**ASSIGNMENT**:
Set the records down again in full, with every word kept.

**INFORMATION**:
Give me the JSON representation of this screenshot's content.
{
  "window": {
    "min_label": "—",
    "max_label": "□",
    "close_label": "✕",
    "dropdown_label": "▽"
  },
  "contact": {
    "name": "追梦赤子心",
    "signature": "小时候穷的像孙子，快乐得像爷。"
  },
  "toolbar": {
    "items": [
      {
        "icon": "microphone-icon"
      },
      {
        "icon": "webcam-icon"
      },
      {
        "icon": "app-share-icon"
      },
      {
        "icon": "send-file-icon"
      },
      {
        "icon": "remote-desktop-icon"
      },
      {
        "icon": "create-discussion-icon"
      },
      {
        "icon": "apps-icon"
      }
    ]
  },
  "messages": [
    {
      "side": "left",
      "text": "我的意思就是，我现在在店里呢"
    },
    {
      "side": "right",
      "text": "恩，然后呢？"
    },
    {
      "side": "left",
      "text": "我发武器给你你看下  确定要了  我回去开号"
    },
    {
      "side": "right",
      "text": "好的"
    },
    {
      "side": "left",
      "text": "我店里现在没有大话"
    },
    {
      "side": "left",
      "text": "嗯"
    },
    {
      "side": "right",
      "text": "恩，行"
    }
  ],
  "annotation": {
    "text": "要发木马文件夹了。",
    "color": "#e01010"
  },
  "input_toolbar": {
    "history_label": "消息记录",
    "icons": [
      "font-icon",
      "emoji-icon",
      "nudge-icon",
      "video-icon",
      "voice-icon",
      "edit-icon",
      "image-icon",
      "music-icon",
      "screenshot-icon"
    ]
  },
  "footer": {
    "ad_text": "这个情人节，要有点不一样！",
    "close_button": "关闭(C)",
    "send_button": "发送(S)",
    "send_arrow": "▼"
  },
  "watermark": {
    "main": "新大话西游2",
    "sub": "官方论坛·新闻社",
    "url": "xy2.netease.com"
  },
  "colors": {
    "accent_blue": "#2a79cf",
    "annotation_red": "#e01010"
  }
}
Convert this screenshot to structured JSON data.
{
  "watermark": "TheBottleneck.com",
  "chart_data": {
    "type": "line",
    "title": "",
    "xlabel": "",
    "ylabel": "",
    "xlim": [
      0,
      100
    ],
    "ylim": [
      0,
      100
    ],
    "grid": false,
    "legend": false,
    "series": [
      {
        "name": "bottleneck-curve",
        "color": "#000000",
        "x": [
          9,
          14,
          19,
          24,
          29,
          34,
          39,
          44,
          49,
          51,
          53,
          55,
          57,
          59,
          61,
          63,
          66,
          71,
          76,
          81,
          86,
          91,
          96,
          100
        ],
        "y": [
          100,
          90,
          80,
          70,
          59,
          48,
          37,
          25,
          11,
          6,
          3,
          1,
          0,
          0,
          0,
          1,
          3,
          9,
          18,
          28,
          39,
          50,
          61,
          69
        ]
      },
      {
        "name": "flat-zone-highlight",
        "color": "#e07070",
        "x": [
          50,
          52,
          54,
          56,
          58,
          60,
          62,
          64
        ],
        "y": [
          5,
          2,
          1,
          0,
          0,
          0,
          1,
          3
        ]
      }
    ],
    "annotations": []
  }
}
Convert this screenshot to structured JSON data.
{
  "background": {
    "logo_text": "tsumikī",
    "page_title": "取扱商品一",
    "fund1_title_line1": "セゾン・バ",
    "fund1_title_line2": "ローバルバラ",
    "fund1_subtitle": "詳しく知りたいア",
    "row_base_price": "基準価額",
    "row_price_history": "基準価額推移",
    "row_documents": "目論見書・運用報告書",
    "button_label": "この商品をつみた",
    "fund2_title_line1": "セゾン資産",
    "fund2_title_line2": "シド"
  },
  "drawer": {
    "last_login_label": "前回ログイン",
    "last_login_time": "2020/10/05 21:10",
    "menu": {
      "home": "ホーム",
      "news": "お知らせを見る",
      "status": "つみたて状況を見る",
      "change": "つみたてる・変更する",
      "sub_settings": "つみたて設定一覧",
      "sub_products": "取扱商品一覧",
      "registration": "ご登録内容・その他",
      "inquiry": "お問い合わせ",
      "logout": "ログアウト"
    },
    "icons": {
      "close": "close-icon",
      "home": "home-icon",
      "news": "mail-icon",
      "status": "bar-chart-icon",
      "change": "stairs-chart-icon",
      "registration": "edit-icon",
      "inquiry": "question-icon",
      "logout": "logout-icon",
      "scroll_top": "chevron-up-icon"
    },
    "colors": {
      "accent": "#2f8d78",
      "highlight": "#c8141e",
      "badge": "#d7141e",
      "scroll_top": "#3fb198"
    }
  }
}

**EXERCISE OUTPUT**:
Give me the JSON representation of this screenshot's content.
{
  "window": {
    "min_label": "—",
    "max_label": "□",
    "close_label": "✕",
    "dropdown_label": "▽"
  },
  "contact": {
    "name": "追梦赤子心",
    "signature": "小时候穷的像孙子，快乐得像爷。"
  },
  "toolbar": {
    "items": [
      {
        "icon": "microphone-icon"
      },
      {
        "icon": "webcam-icon"
      },
      {
        "icon": "app-share-icon"
      },
      {
        "icon": "send-file-icon"
      },
      {
        "icon": "remote-desktop-icon"
      },
      {
        "icon": "create-discussion-icon"
      },
      {
        "icon": "apps-icon"
      }
    ]
  },
  "messages": [
    {
      "side": "left",
      "text": "我的意思就是，我现在在店里呢"
    },
    {
      "side": "right",
      "text": "恩，然后呢？"
    },
    {
      "side": "left",
      "text": "我发武器给你你看下  确定要了  我回去开号"
    },
    {
      "side": "right",
      "text": "好的"
    },
    {
      "side": "left",
      "text": "我店里现在没有大话"
    },
    {
      "side": "left",
      "text": "嗯"
    },
    {
      "side": "right",
      "text": "恩，行"
    }
  ],
  "annotation": {
    "text": "要发木马文件夹了。",
    "color": "#e01010"
  },
  "input_toolbar": {
    "history_label": "消息记录",
    "icons": [
      "font-icon",
      "emoji-icon",
      "nudge-icon",
      "video-icon",
      "voice-icon",
      "edit-icon",
      "image-icon",
      "music-icon",
      "screenshot-icon"
    ]
  },
  "footer": {
    "ad_text": "这个情人节，要有点不一样！",
    "close_button": "关闭(C)",
    "send_button": "发送(S)",
    "send_arrow": "▼"
  },
  "watermark": {
    "main": "新大话西游2",
    "sub": "官方论坛·新闻社",
    "url": "xy2.netease.com"
  },
  "colors": {
    "accent_blue": "#2a79cf",
    "annotation_red": "#e01010"
  }
}
Convert this screenshot to structured JSON data.
{
  "watermark": "TheBottleneck.com",
  "chart_data": {
    "type": "line",
    "title": "",
    "xlabel": "",
    "ylabel": "",
    "xlim": [
      0,
      100
    ],
    "ylim": [
      0,
      100
    ],
    "grid": false,
    "legend": false,
    "series": [
      {
        "name": "bottleneck-curve",
        "color": "#000000",
        "x": [
          9,
          14,
          19,
          24,
          29,
          34,
          39,
          44,
          49,
          51,
          53,
          55,
          57,
          59,
          61,
          63,
          66,
          71,
          76,
          81,
          86,
          91,
          96,
          100
        ],
        "y": [
          100,
          90,
          80,
          70,
          59,
          48,
          37,
          25,
          11,
          6,
          3,
          1,
          0,
          0,
          0,
          1,
          3,
          9,
          18,
          28,
          39,
          50,
          61,
          69
        ]
      },
      {
        "name": "flat-zone-highlight",
        "color": "#e07070",
        "x": [
          50,
          52,
          54,
          56,
          58,
          60,
          62,
          64
        ],
        "y": [
          5,
          2,
          1,
          0,
          0,
          0,
          1,
          3
        ]
      }
    ],
    "annotations": []
  }
}
Convert this screenshot to structured JSON data.
{
  "background": {
    "logo_text": "tsumikī",
    "page_title": "取扱商品一",
    "fund1_title_line1": "セゾン・バ",
    "fund1_title_line2": "ローバルバラ",
    "fund1_subtitle": "詳しく知りたいア",
    "row_base_price": "基準価額",
    "row_price_history": "基準価額推移",
    "row_documents": "目論見書・運用報告書",
    "button_label": "この商品をつみた",
    "fund2_title_line1": "セゾン資産",
    "fund2_title_line2": "シド"
  },
  "drawer": {
    "last_login_label": "前回ログイン",
    "last_login_time": "2020/10/05 21:10",
    "menu": {
      "home": "ホーム",
      "news": "お知らせを見る",
      "status": "つみたて状況を見る",
      "change": "つみたてる・変更する",
      "sub_settings": "つみたて設定一覧",
      "sub_products": "取扱商品一覧",
      "registration": "ご登録内容・その他",
      "inquiry": "お問い合わせ",
      "logout": "ログアウト"
    },
    "icons": {
      "close": "close-icon",
      "home": "home-icon",
      "news": "mail-icon",
      "status": "bar-chart-icon",
      "change": "stairs-chart-icon",
      "registration": "edit-icon",
      "inquiry": "question-icon",
      "logout": "logout-icon",
      "scroll_top": "chevron-up-icon"
    },
    "colors": {
      "accent": "#2f8d78",
      "highlight": "#c8141e",
      "badge": "#d7141e",
      "scroll_top": "#3fb198"
    }
  }
}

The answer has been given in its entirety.